Task requirements: Output the entries word for word. Omit images.

Excerpted records:
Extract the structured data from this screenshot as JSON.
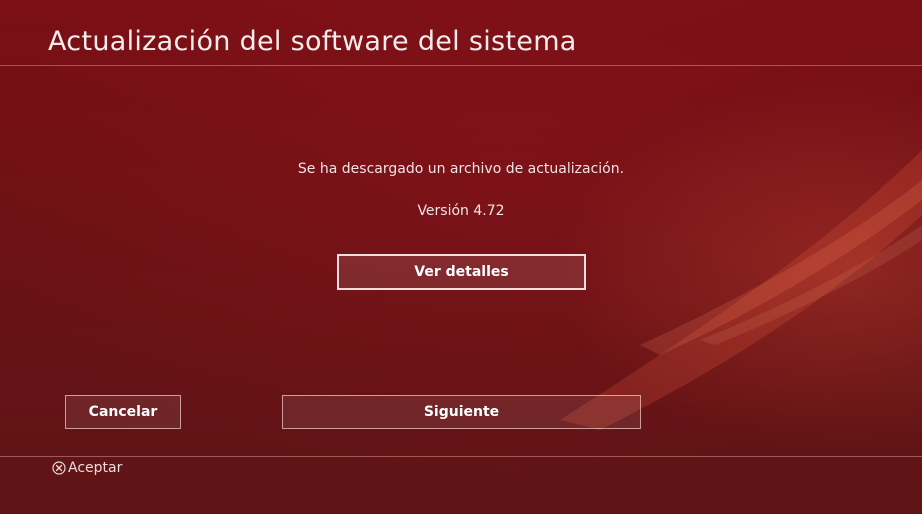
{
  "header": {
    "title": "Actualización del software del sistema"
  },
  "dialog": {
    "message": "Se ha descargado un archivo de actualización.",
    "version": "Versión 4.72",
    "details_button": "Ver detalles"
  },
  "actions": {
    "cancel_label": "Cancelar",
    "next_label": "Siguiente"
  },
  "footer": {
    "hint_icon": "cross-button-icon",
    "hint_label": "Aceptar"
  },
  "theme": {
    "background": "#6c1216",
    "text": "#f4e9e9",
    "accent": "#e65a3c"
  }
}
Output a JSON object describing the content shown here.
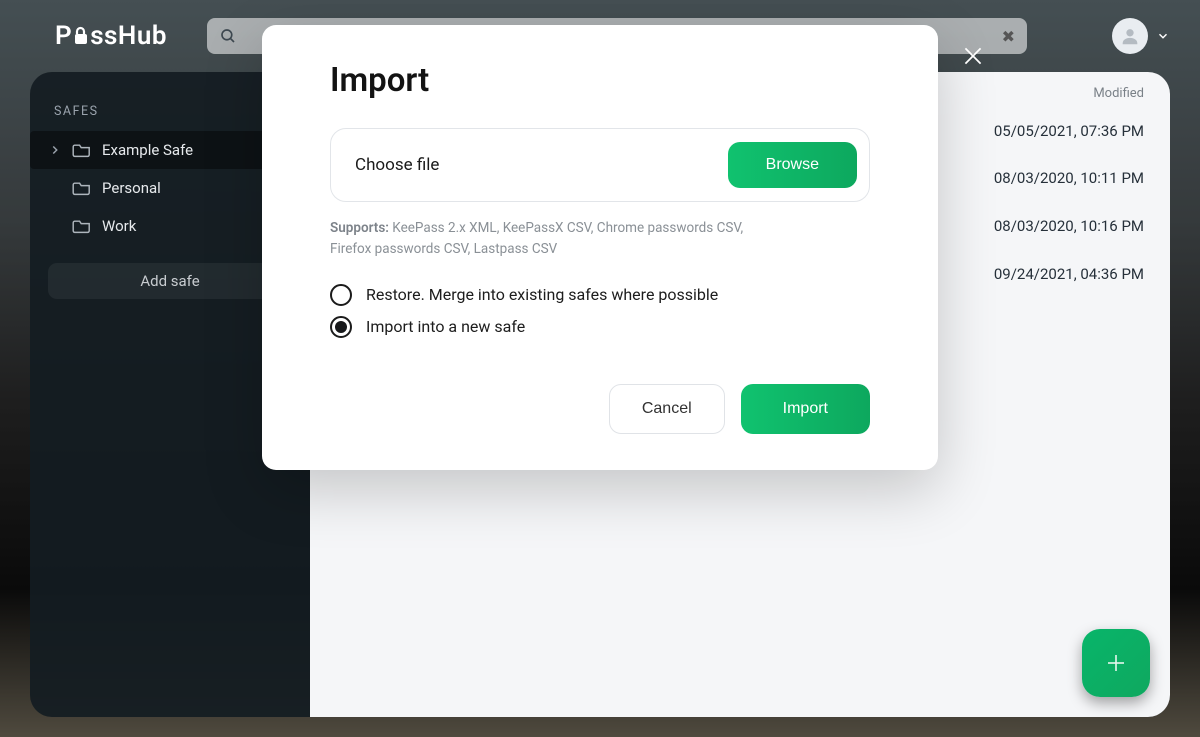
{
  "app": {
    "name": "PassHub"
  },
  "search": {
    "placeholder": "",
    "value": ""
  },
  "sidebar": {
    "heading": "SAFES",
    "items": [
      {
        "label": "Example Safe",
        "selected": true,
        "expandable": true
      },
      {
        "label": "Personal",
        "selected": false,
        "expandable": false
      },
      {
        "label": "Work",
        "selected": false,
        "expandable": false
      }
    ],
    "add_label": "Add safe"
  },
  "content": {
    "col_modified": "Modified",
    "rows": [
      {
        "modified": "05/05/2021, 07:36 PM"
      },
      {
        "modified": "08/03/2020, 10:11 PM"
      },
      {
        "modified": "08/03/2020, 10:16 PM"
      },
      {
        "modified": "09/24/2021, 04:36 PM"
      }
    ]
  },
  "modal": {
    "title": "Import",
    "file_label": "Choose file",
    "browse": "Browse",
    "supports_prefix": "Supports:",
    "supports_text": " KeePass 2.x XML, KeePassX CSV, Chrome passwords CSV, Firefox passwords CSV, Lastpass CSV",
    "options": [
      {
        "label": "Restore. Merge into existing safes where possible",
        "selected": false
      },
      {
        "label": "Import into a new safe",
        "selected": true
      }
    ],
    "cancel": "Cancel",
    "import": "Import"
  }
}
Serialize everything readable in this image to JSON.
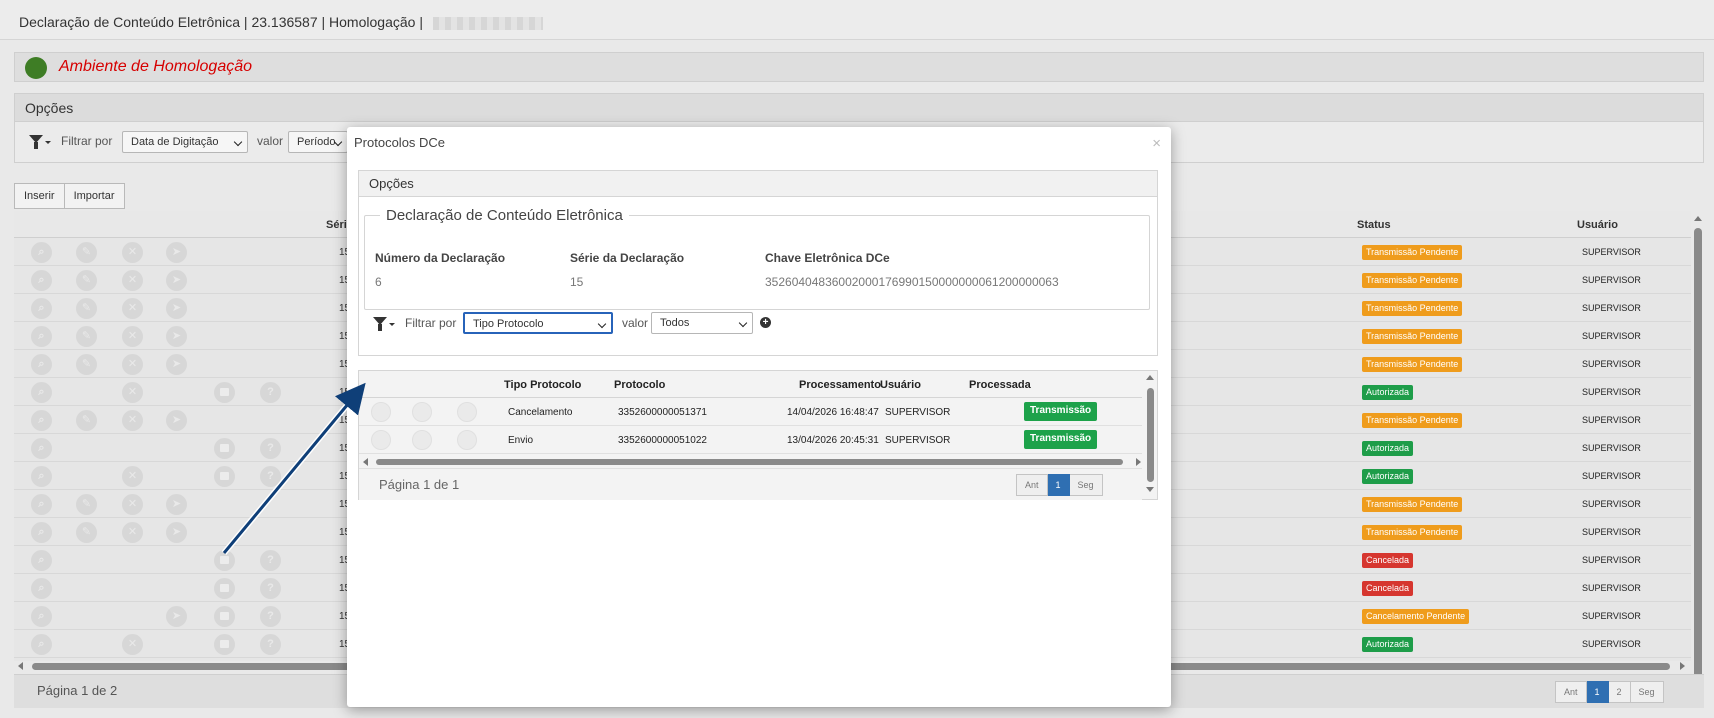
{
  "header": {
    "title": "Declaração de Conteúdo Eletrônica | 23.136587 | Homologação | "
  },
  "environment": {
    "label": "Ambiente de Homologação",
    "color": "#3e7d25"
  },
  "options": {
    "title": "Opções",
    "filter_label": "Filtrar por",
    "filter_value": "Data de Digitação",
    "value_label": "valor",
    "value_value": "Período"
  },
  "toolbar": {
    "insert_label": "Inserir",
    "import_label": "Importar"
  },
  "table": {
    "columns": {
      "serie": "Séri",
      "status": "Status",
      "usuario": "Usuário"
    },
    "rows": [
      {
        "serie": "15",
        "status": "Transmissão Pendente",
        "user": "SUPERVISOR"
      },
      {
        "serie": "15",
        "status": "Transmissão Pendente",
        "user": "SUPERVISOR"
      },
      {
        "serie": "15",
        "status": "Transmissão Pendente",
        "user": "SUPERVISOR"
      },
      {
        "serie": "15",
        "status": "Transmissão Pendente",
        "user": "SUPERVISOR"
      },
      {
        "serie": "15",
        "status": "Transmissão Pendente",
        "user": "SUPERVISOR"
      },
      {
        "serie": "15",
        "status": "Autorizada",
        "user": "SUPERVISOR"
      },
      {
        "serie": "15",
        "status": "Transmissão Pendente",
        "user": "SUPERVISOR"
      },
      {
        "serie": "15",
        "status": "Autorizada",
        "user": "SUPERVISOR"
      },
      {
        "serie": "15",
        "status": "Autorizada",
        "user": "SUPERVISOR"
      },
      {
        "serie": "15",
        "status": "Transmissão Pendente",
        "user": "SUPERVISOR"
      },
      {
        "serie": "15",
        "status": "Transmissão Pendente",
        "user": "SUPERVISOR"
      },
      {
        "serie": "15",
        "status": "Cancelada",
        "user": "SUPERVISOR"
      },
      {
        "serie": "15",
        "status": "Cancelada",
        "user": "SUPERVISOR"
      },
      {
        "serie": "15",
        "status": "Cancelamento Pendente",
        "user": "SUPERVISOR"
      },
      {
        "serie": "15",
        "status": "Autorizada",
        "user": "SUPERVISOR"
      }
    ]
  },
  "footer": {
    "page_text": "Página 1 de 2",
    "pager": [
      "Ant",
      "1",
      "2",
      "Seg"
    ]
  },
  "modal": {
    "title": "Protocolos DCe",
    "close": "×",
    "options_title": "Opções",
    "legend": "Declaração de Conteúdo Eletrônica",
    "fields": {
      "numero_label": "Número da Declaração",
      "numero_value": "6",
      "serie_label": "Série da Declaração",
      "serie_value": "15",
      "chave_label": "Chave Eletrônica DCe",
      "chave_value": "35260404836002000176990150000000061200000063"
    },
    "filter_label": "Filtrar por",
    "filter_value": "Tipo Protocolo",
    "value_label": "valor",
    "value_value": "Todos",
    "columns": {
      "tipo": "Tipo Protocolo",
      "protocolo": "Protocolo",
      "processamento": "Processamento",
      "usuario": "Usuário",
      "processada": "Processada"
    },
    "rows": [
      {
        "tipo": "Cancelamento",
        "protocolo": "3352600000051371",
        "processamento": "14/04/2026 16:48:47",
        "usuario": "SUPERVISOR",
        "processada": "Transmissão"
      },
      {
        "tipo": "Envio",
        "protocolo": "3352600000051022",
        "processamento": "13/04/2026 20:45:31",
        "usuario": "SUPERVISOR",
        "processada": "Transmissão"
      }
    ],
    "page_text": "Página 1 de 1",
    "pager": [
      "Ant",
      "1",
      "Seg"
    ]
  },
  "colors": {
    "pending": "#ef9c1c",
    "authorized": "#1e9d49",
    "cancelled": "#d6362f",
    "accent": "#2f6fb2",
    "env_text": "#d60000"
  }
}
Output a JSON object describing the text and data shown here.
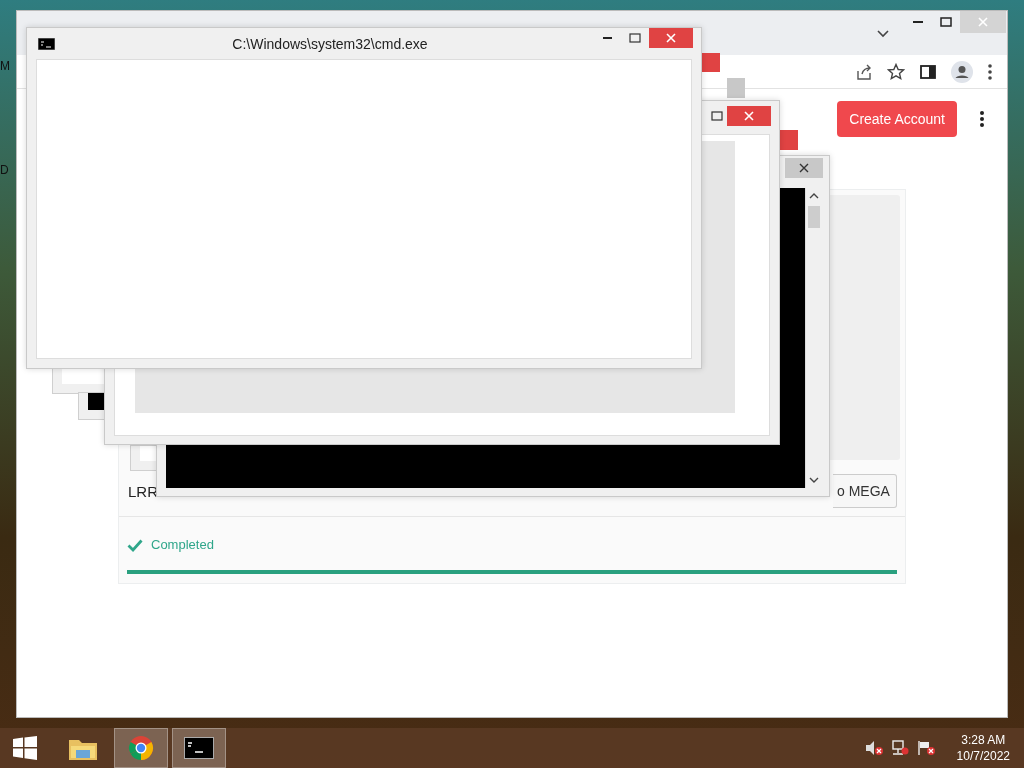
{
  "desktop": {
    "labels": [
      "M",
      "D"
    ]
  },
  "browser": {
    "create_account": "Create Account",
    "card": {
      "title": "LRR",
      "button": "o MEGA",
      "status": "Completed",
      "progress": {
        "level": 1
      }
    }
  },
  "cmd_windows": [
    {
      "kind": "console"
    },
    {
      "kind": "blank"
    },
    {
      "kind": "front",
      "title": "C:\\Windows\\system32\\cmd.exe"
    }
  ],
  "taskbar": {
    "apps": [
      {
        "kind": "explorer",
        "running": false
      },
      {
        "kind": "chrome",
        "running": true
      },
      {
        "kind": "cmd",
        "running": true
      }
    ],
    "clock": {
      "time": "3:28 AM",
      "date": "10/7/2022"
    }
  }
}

Task answer:
Extract the structured data from this screenshot as JSON.
{
  "header": {
    "title": "Actualización del software del sistema"
  },
  "dialog": {
    "message": "Se ha descargado un archivo de actualización.",
    "version": "Versión 4.72",
    "details_button": "Ver detalles"
  },
  "actions": {
    "cancel_label": "Cancelar",
    "next_label": "Siguiente"
  },
  "footer": {
    "hint_icon": "cross-button-icon",
    "hint_label": "Aceptar"
  },
  "theme": {
    "background": "#6c1216",
    "text": "#f4e9e9",
    "accent": "#e65a3c"
  }
}
Output a JSON object describing the content shown here.
{
  "app": {
    "name": "PassHub"
  },
  "search": {
    "placeholder": "",
    "value": ""
  },
  "sidebar": {
    "heading": "SAFES",
    "items": [
      {
        "label": "Example Safe",
        "selected": true,
        "expandable": true
      },
      {
        "label": "Personal",
        "selected": false,
        "expandable": false
      },
      {
        "label": "Work",
        "selected": false,
        "expandable": false
      }
    ],
    "add_label": "Add safe"
  },
  "content": {
    "col_modified": "Modified",
    "rows": [
      {
        "modified": "05/05/2021, 07:36 PM"
      },
      {
        "modified": "08/03/2020, 10:11 PM"
      },
      {
        "modified": "08/03/2020, 10:16 PM"
      },
      {
        "modified": "09/24/2021, 04:36 PM"
      }
    ]
  },
  "modal": {
    "title": "Import",
    "file_label": "Choose file",
    "browse": "Browse",
    "supports_prefix": "Supports:",
    "supports_text": " KeePass 2.x XML, KeePassX CSV, Chrome passwords CSV, Firefox passwords CSV, Lastpass CSV",
    "options": [
      {
        "label": "Restore. Merge into existing safes where possible",
        "selected": false
      },
      {
        "label": "Import into a new safe",
        "selected": true
      }
    ],
    "cancel": "Cancel",
    "import": "Import"
  }
}
Serialize everything readable in this image to JSON.
{
  "header": {
    "title": "Declaração de Conteúdo Eletrônica | 23.136587 | Homologação | "
  },
  "environment": {
    "label": "Ambiente de Homologação",
    "color": "#3e7d25"
  },
  "options": {
    "title": "Opções",
    "filter_label": "Filtrar por",
    "filter_value": "Data de Digitação",
    "value_label": "valor",
    "value_value": "Período"
  },
  "toolbar": {
    "insert_label": "Inserir",
    "import_label": "Importar"
  },
  "table": {
    "columns": {
      "serie": "Séri",
      "status": "Status",
      "usuario": "Usuário"
    },
    "rows": [
      {
        "serie": "15",
        "status": "Transmissão Pendente",
        "user": "SUPERVISOR"
      },
      {
        "serie": "15",
        "status": "Transmissão Pendente",
        "user": "SUPERVISOR"
      },
      {
        "serie": "15",
        "status": "Transmissão Pendente",
        "user": "SUPERVISOR"
      },
      {
        "serie": "15",
        "status": "Transmissão Pendente",
        "user": "SUPERVISOR"
      },
      {
        "serie": "15",
        "status": "Transmissão Pendente",
        "user": "SUPERVISOR"
      },
      {
        "serie": "15",
        "status": "Autorizada",
        "user": "SUPERVISOR"
      },
      {
        "serie": "15",
        "status": "Transmissão Pendente",
        "user": "SUPERVISOR"
      },
      {
        "serie": "15",
        "status": "Autorizada",
        "user": "SUPERVISOR"
      },
      {
        "serie": "15",
        "status": "Autorizada",
        "user": "SUPERVISOR"
      },
      {
        "serie": "15",
        "status": "Transmissão Pendente",
        "user": "SUPERVISOR"
      },
      {
        "serie": "15",
        "status": "Transmissão Pendente",
        "user": "SUPERVISOR"
      },
      {
        "serie": "15",
        "status": "Cancelada",
        "user": "SUPERVISOR"
      },
      {
        "serie": "15",
        "status": "Cancelada",
        "user": "SUPERVISOR"
      },
      {
        "serie": "15",
        "status": "Cancelamento Pendente",
        "user": "SUPERVISOR"
      },
      {
        "serie": "15",
        "status": "Autorizada",
        "user": "SUPERVISOR"
      }
    ]
  },
  "footer": {
    "page_text": "Página 1 de 2",
    "pager": [
      "Ant",
      "1",
      "2",
      "Seg"
    ]
  },
  "modal": {
    "title": "Protocolos DCe",
    "close": "×",
    "options_title": "Opções",
    "legend": "Declaração de Conteúdo Eletrônica",
    "fields": {
      "numero_label": "Número da Declaração",
      "numero_value": "6",
      "serie_label": "Série da Declaração",
      "serie_value": "15",
      "chave_label": "Chave Eletrônica DCe",
      "chave_value": "35260404836002000176990150000000061200000063"
    },
    "filter_label": "Filtrar por",
    "filter_value": "Tipo Protocolo",
    "value_label": "valor",
    "value_value": "Todos",
    "columns": {
      "tipo": "Tipo Protocolo",
      "protocolo": "Protocolo",
      "processamento": "Processamento",
      "usuario": "Usuário",
      "processada": "Processada"
    },
    "rows": [
      {
        "tipo": "Cancelamento",
        "protocolo": "3352600000051371",
        "processamento": "14/04/2026 16:48:47",
        "usuario": "SUPERVISOR",
        "processada": "Transmissão"
      },
      {
        "tipo": "Envio",
        "protocolo": "3352600000051022",
        "processamento": "13/04/2026 20:45:31",
        "usuario": "SUPERVISOR",
        "processada": "Transmissão"
      }
    ],
    "page_text": "Página 1 de 1",
    "pager": [
      "Ant",
      "1",
      "Seg"
    ]
  },
  "colors": {
    "pending": "#ef9c1c",
    "authorized": "#1e9d49",
    "cancelled": "#d6362f",
    "accent": "#2f6fb2",
    "env_text": "#d60000"
  }
}
Output a JSON object describing the text and data shown here.
{
  "desktop": {
    "labels": [
      "M",
      "D"
    ]
  },
  "browser": {
    "create_account": "Create Account",
    "card": {
      "title": "LRR",
      "button": "o MEGA",
      "status": "Completed",
      "progress": {
        "level": 1
      }
    }
  },
  "cmd_windows": [
    {
      "kind": "console"
    },
    {
      "kind": "blank"
    },
    {
      "kind": "front",
      "title": "C:\\Windows\\system32\\cmd.exe"
    }
  ],
  "taskbar": {
    "apps": [
      {
        "kind": "explorer",
        "running": false
      },
      {
        "kind": "chrome",
        "running": true
      },
      {
        "kind": "cmd",
        "running": true
      }
    ],
    "clock": {
      "time": "3:28 AM",
      "date": "10/7/2022"
    }
  }
}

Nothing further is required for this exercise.